What to produce: Entries in the following listing are to be copied exactly as they stand.

----

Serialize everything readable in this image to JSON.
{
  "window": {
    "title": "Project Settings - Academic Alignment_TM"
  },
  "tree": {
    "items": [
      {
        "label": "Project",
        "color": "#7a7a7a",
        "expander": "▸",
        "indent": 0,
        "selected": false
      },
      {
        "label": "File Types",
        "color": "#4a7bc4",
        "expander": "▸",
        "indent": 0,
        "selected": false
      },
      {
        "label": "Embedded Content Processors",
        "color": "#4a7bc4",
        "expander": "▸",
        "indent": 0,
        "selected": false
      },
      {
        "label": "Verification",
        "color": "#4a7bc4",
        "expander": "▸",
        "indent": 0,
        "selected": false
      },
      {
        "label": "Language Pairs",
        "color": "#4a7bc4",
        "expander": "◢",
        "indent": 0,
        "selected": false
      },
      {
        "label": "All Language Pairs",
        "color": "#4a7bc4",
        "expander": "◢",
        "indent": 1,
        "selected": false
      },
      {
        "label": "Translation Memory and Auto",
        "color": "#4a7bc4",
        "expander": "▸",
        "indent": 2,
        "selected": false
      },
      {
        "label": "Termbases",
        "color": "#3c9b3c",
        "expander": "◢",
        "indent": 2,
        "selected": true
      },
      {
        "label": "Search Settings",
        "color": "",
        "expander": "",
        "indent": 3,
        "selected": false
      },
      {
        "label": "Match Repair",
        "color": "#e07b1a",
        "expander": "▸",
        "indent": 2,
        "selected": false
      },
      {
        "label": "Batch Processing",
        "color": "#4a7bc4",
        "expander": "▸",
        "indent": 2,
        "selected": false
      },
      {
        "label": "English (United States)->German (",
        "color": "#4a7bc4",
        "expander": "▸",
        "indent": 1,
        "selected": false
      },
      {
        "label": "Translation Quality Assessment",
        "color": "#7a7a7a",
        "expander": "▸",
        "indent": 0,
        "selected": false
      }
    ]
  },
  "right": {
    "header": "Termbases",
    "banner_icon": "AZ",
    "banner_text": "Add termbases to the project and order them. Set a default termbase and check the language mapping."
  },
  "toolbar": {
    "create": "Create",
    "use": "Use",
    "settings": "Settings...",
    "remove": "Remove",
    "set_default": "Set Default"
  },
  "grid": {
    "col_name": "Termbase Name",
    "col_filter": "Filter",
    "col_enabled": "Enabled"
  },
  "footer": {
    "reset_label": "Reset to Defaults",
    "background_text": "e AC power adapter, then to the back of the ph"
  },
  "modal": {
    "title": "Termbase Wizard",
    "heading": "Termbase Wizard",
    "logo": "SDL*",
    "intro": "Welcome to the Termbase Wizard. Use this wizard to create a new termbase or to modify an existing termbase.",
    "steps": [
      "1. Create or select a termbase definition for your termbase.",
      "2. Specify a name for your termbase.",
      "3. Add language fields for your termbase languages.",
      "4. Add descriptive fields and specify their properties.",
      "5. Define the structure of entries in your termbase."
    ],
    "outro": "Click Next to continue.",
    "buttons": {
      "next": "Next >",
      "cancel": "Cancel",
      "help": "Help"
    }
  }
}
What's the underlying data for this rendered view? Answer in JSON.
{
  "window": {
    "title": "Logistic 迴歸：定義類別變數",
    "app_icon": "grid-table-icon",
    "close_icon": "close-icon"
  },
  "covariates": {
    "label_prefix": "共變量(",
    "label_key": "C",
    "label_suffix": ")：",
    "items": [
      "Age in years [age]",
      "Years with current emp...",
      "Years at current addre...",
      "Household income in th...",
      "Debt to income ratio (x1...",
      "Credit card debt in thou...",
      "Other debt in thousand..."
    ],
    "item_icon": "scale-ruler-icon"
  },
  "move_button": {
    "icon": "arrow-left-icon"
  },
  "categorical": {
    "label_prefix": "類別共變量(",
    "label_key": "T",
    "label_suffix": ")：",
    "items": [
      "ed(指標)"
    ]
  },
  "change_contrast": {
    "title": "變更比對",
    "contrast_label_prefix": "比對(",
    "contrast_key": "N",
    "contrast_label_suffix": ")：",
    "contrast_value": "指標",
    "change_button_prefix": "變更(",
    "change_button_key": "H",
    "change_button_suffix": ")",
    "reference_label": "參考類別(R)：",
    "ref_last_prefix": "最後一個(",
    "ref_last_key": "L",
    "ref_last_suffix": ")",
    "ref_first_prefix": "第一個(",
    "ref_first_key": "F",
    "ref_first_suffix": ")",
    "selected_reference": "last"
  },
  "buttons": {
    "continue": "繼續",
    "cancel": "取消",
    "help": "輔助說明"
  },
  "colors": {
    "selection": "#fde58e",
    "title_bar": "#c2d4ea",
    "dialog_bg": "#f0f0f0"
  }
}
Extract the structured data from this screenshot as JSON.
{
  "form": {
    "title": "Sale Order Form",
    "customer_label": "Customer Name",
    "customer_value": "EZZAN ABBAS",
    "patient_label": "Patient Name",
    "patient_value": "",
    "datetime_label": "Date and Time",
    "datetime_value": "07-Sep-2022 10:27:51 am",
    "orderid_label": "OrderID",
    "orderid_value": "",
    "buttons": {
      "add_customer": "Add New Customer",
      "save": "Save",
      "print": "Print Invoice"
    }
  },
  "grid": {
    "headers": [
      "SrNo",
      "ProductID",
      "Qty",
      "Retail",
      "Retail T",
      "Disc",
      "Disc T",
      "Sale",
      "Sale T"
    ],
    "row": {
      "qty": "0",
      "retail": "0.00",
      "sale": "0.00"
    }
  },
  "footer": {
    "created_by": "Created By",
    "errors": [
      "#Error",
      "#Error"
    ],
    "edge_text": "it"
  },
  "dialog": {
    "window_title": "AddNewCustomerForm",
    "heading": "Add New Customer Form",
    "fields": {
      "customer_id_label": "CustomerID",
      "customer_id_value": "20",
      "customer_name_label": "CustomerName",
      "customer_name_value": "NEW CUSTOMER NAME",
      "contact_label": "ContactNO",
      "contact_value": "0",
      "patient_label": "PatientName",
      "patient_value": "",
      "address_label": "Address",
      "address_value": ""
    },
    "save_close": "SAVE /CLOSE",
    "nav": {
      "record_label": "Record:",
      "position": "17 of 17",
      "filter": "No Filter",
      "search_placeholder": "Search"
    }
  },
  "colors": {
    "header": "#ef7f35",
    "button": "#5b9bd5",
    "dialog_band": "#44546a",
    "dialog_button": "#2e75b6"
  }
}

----

Exercise answer:
Serialize everything readable in this image to JSON.
{
  "window": {
    "title": "Project Settings - Academic Alignment_TM"
  },
  "tree": {
    "items": [
      {
        "label": "Project",
        "color": "#7a7a7a",
        "expander": "▸",
        "indent": 0,
        "selected": false
      },
      {
        "label": "File Types",
        "color": "#4a7bc4",
        "expander": "▸",
        "indent": 0,
        "selected": false
      },
      {
        "label": "Embedded Content Processors",
        "color": "#4a7bc4",
        "expander": "▸",
        "indent": 0,
        "selected": false
      },
      {
        "label": "Verification",
        "color": "#4a7bc4",
        "expander": "▸",
        "indent": 0,
        "selected": false
      },
      {
        "label": "Language Pairs",
        "color": "#4a7bc4",
        "expander": "◢",
        "indent": 0,
        "selected": false
      },
      {
        "label": "All Language Pairs",
        "color": "#4a7bc4",
        "expander": "◢",
        "indent": 1,
        "selected": false
      },
      {
        "label": "Translation Memory and Auto",
        "color": "#4a7bc4",
        "expander": "▸",
        "indent": 2,
        "selected": false
      },
      {
        "label": "Termbases",
        "color": "#3c9b3c",
        "expander": "◢",
        "indent": 2,
        "selected": true
      },
      {
        "label": "Search Settings",
        "color": "",
        "expander": "",
        "indent": 3,
        "selected": false
      },
      {
        "label": "Match Repair",
        "color": "#e07b1a",
        "expander": "▸",
        "indent": 2,
        "selected": false
      },
      {
        "label": "Batch Processing",
        "color": "#4a7bc4",
        "expander": "▸",
        "indent": 2,
        "selected": false
      },
      {
        "label": "English (United States)->German (",
        "color": "#4a7bc4",
        "expander": "▸",
        "indent": 1,
        "selected": false
      },
      {
        "label": "Translation Quality Assessment",
        "color": "#7a7a7a",
        "expander": "▸",
        "indent": 0,
        "selected": false
      }
    ]
  },
  "right": {
    "header": "Termbases",
    "banner_icon": "AZ",
    "banner_text": "Add termbases to the project and order them. Set a default termbase and check the language mapping."
  },
  "toolbar": {
    "create": "Create",
    "use": "Use",
    "settings": "Settings...",
    "remove": "Remove",
    "set_default": "Set Default"
  },
  "grid": {
    "col_name": "Termbase Name",
    "col_filter": "Filter",
    "col_enabled": "Enabled"
  },
  "footer": {
    "reset_label": "Reset to Defaults",
    "background_text": "e AC power adapter, then to the back of the ph"
  },
  "modal": {
    "title": "Termbase Wizard",
    "heading": "Termbase Wizard",
    "logo": "SDL*",
    "intro": "Welcome to the Termbase Wizard. Use this wizard to create a new termbase or to modify an existing termbase.",
    "steps": [
      "1. Create or select a termbase definition for your termbase.",
      "2. Specify a name for your termbase.",
      "3. Add language fields for your termbase languages.",
      "4. Add descriptive fields and specify their properties.",
      "5. Define the structure of entries in your termbase."
    ],
    "outro": "Click Next to continue.",
    "buttons": {
      "next": "Next >",
      "cancel": "Cancel",
      "help": "Help"
    }
  }
}
What's the underlying data for this rendered view? Answer in JSON.
{
  "window": {
    "title": "Logistic 迴歸：定義類別變數",
    "app_icon": "grid-table-icon",
    "close_icon": "close-icon"
  },
  "covariates": {
    "label_prefix": "共變量(",
    "label_key": "C",
    "label_suffix": ")：",
    "items": [
      "Age in years [age]",
      "Years with current emp...",
      "Years at current addre...",
      "Household income in th...",
      "Debt to income ratio (x1...",
      "Credit card debt in thou...",
      "Other debt in thousand..."
    ],
    "item_icon": "scale-ruler-icon"
  },
  "move_button": {
    "icon": "arrow-left-icon"
  },
  "categorical": {
    "label_prefix": "類別共變量(",
    "label_key": "T",
    "label_suffix": ")：",
    "items": [
      "ed(指標)"
    ]
  },
  "change_contrast": {
    "title": "變更比對",
    "contrast_label_prefix": "比對(",
    "contrast_key": "N",
    "contrast_label_suffix": ")：",
    "contrast_value": "指標",
    "change_button_prefix": "變更(",
    "change_button_key": "H",
    "change_button_suffix": ")",
    "reference_label": "參考類別(R)：",
    "ref_last_prefix": "最後一個(",
    "ref_last_key": "L",
    "ref_last_suffix": ")",
    "ref_first_prefix": "第一個(",
    "ref_first_key": "F",
    "ref_first_suffix": ")",
    "selected_reference": "last"
  },
  "buttons": {
    "continue": "繼續",
    "cancel": "取消",
    "help": "輔助說明"
  },
  "colors": {
    "selection": "#fde58e",
    "title_bar": "#c2d4ea",
    "dialog_bg": "#f0f0f0"
  }
}
Extract the structured data from this screenshot as JSON.
{
  "form": {
    "title": "Sale Order Form",
    "customer_label": "Customer Name",
    "customer_value": "EZZAN ABBAS",
    "patient_label": "Patient Name",
    "patient_value": "",
    "datetime_label": "Date and Time",
    "datetime_value": "07-Sep-2022 10:27:51 am",
    "orderid_label": "OrderID",
    "orderid_value": "",
    "buttons": {
      "add_customer": "Add New Customer",
      "save": "Save",
      "print": "Print Invoice"
    }
  },
  "grid": {
    "headers": [
      "SrNo",
      "ProductID",
      "Qty",
      "Retail",
      "Retail T",
      "Disc",
      "Disc T",
      "Sale",
      "Sale T"
    ],
    "row": {
      "qty": "0",
      "retail": "0.00",
      "sale": "0.00"
    }
  },
  "footer": {
    "created_by": "Created By",
    "errors": [
      "#Error",
      "#Error"
    ],
    "edge_text": "it"
  },
  "dialog": {
    "window_title": "AddNewCustomerForm",
    "heading": "Add New Customer Form",
    "fields": {
      "customer_id_label": "CustomerID",
      "customer_id_value": "20",
      "customer_name_label": "CustomerName",
      "customer_name_value": "NEW CUSTOMER NAME",
      "contact_label": "ContactNO",
      "contact_value": "0",
      "patient_label": "PatientName",
      "patient_value": "",
      "address_label": "Address",
      "address_value": ""
    },
    "save_close": "SAVE /CLOSE",
    "nav": {
      "record_label": "Record:",
      "position": "17 of 17",
      "filter": "No Filter",
      "search_placeholder": "Search"
    }
  },
  "colors": {
    "header": "#ef7f35",
    "button": "#5b9bd5",
    "dialog_band": "#44546a",
    "dialog_button": "#2e75b6"
  }
}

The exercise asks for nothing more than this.